_Problem statement:_ Search for the word "your" in the entries. Each line that holds it should be copied.

_Material for the task:_
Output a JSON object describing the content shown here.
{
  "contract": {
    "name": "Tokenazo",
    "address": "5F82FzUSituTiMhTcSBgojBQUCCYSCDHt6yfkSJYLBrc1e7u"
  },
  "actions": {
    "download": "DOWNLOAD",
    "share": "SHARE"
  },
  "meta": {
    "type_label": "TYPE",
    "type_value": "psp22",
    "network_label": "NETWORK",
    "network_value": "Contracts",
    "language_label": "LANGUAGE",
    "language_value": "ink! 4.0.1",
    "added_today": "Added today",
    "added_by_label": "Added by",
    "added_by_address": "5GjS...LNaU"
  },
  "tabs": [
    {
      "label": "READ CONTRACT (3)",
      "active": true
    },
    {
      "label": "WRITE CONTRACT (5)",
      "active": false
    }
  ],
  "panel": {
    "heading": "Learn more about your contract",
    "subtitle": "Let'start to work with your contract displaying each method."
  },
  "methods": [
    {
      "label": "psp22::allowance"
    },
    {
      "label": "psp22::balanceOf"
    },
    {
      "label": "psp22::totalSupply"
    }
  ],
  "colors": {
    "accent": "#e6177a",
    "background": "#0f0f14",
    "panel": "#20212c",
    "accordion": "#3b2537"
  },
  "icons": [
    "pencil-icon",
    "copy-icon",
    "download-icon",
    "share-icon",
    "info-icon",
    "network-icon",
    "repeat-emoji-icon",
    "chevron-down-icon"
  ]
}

_Response for this exercise:_
    "heading": "Learn more about your contract",
    "subtitle": "Let'start to work with your contract displaying each method."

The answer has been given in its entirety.